“But we just have to be consistent. So if bedtime’s 6.30 and one night they’re up until 10 to 7 or 7 o’clock that’s not the end of the world.

“It’s when it’s 6.30 one night and 8 o’clock the next night, and 9.30 the next night, it’s that kind of thing that really messes with them.”

“All we’ve got to do is be a little consistent, make sure the kids know predictably what’s coming next, get them to bed at about the same time every night, and it’s amazing what happens.”

He’s Not Just A Researcher – He’s A Dad!

If you’re wondering how Dr Coulson can be so confident about the wonders of a regular bedtime, rest assured he hasn’t just read the science.

He has plenty of experience too, being a father of six children. And their bedtimes are fairly consistent.

“We have to work on it like everyone,” he said. “With six kids sometimes there are some challenges.”

“But we’ve got a five-year-old goes to bed around 6.45 to 7 o’clock,  a seven-year-old who goes to bed around 7 to 7.15, 11 and 12-year-olds who go to bed around about 8 pm, and a nearly-16-year-old who usually wants to start chatting at bedtime around 9.30pm or 10 o’clock.”

“And we’ve got a baby so she just goes to sleep when she needs to.”
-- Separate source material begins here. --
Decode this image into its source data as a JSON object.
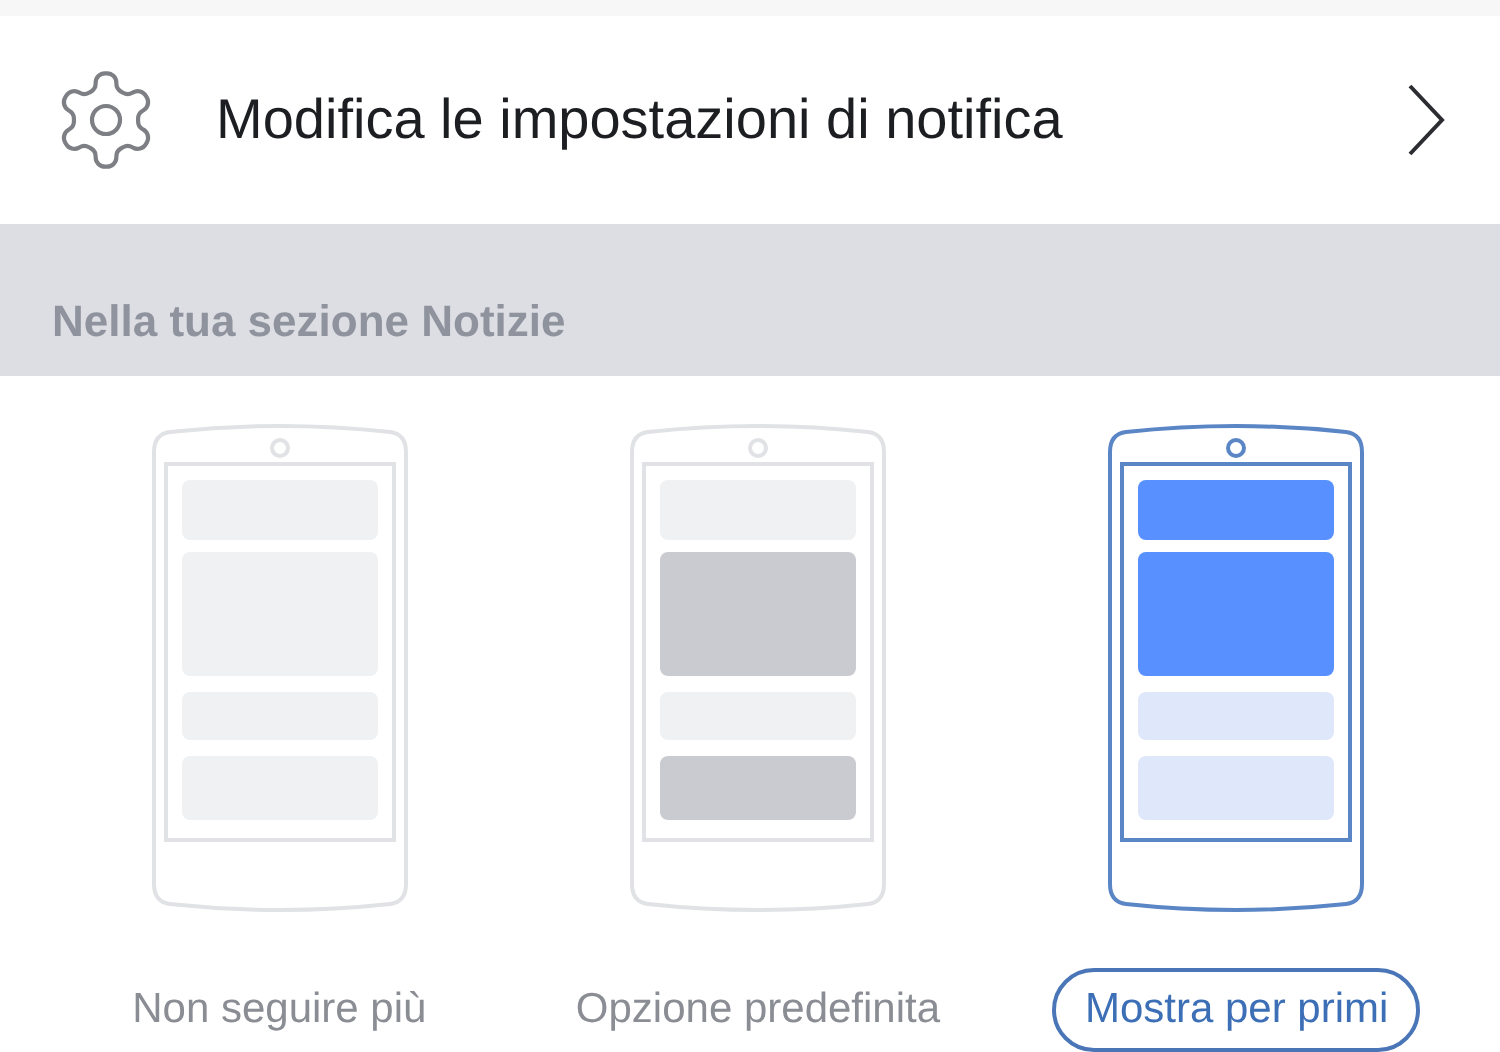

For More Information


  • Dr Justin Coulson is a parenting speaker, author and researcher, and founder of